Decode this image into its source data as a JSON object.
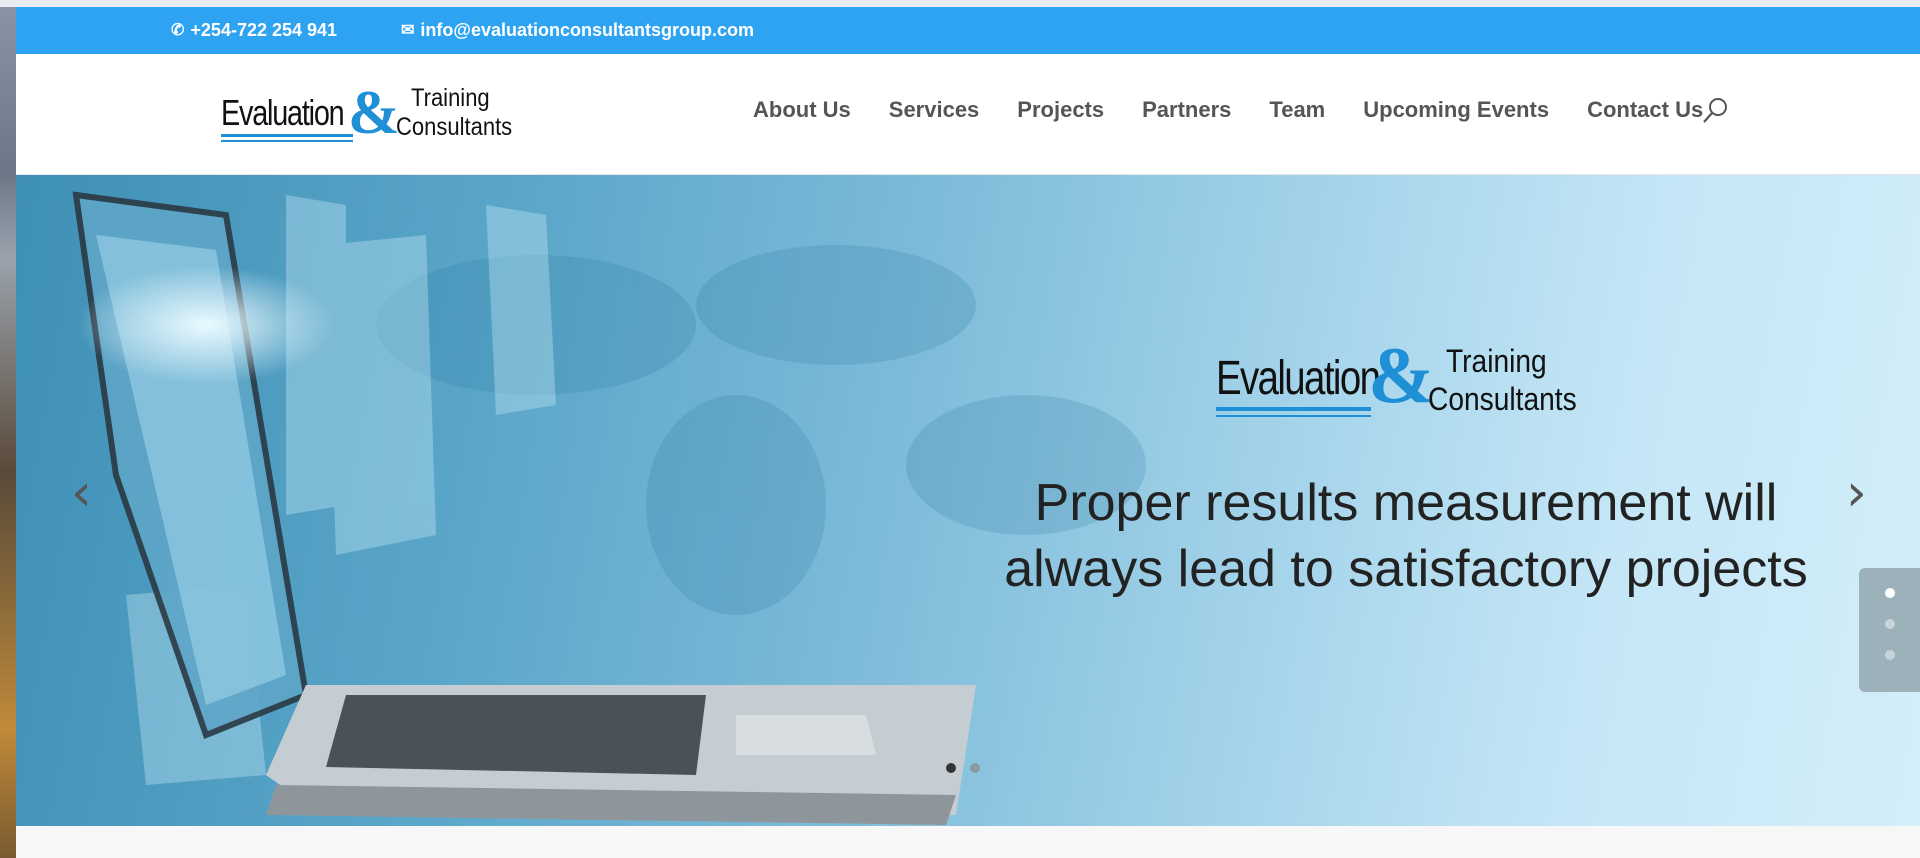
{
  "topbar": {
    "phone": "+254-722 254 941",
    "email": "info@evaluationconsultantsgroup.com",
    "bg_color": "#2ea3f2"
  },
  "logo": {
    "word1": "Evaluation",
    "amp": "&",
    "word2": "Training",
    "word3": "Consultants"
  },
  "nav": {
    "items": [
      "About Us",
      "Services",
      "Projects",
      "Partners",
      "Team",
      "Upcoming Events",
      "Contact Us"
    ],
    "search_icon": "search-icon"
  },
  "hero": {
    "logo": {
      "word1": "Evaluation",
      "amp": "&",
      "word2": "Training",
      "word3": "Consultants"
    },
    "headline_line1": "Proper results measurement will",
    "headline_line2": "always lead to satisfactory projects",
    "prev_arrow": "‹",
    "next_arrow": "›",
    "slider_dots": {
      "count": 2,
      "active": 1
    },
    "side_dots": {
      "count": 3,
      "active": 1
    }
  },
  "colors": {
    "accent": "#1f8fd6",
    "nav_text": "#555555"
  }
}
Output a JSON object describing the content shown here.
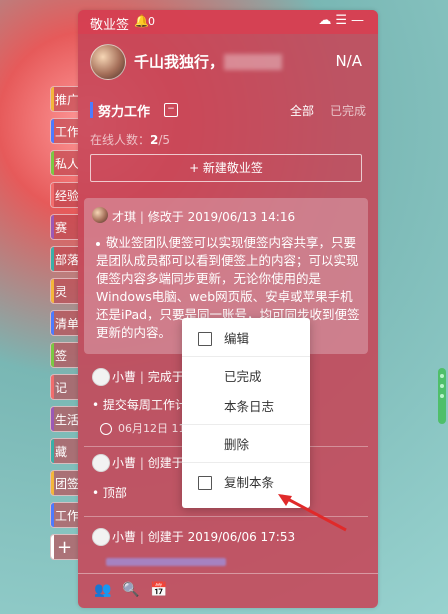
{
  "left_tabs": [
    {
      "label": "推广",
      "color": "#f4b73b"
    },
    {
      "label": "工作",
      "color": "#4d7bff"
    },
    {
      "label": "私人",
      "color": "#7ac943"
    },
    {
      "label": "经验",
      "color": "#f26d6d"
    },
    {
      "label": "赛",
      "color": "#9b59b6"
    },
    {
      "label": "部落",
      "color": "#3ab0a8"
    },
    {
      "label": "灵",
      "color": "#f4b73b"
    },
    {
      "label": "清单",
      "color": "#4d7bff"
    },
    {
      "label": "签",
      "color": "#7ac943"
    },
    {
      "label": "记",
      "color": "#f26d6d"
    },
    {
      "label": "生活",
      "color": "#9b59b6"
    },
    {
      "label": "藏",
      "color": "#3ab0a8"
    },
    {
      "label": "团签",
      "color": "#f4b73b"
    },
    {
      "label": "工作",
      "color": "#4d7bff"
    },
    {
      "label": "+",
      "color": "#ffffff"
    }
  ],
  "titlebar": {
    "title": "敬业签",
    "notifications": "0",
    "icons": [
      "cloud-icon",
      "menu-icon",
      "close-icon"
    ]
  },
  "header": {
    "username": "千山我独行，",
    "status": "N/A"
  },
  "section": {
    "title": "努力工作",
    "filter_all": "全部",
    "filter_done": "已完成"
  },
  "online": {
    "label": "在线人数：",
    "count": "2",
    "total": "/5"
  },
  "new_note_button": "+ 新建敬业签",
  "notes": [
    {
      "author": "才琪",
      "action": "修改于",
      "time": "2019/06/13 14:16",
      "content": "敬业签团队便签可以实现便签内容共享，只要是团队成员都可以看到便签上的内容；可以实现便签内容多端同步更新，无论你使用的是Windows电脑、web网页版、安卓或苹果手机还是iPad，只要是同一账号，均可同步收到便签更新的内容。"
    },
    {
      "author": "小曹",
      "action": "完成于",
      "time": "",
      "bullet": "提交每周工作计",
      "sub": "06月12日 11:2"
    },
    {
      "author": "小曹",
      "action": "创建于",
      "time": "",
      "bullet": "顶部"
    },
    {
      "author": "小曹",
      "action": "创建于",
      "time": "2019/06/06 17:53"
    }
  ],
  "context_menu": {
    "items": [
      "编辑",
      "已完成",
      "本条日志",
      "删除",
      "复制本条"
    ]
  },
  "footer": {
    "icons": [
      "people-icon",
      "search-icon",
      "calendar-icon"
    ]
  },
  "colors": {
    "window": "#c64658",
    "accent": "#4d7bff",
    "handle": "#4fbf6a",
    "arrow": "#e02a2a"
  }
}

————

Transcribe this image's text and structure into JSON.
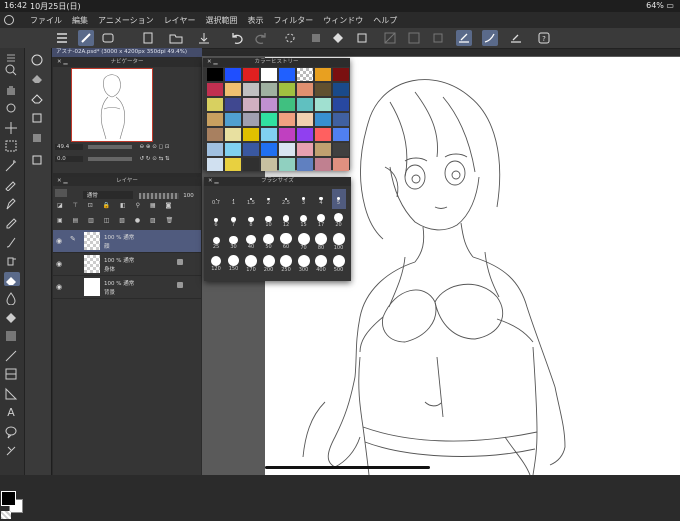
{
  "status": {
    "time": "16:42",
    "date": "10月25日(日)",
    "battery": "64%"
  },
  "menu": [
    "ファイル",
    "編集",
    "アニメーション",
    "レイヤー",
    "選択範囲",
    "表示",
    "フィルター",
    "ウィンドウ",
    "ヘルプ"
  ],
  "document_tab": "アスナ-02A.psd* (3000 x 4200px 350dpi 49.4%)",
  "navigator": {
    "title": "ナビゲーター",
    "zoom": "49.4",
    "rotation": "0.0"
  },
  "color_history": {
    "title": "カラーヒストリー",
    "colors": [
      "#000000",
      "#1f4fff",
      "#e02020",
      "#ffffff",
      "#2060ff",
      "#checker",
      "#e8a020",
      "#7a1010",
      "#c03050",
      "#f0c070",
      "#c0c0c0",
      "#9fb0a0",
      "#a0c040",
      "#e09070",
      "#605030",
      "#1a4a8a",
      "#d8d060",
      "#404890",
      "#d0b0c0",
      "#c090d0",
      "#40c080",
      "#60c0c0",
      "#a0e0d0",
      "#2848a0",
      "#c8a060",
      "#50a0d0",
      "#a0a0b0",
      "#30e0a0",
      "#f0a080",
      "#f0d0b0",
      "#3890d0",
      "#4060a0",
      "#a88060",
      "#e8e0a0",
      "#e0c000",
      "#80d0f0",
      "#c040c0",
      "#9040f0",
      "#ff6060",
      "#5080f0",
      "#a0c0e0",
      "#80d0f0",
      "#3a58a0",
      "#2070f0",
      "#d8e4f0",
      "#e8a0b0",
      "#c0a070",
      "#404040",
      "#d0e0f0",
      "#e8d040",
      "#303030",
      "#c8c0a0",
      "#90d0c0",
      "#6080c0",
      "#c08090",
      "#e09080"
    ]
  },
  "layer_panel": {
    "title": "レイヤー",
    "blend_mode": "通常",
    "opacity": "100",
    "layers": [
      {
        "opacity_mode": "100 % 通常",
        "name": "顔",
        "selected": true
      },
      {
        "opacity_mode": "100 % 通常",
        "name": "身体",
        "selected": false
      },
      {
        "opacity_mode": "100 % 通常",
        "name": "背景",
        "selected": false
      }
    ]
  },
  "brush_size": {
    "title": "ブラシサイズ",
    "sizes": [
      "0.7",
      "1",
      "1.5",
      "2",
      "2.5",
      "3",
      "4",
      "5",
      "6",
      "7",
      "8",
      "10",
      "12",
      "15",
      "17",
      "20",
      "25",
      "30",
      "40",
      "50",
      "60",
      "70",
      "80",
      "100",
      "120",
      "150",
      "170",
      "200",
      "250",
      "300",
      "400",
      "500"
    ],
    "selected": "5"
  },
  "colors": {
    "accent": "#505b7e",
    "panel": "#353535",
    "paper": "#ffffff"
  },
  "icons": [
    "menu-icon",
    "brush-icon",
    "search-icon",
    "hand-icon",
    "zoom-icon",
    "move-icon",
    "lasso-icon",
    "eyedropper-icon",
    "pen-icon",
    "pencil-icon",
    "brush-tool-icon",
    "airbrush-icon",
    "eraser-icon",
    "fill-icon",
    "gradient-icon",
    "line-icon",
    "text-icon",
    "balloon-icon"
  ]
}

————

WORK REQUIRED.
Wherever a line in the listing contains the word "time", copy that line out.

RESPONSE BELOW.
      "time": "2019/06/13 14:16",
      "time": "",
      "time": "",
      "time": "2019/06/06 17:53"
    "time": "16:42",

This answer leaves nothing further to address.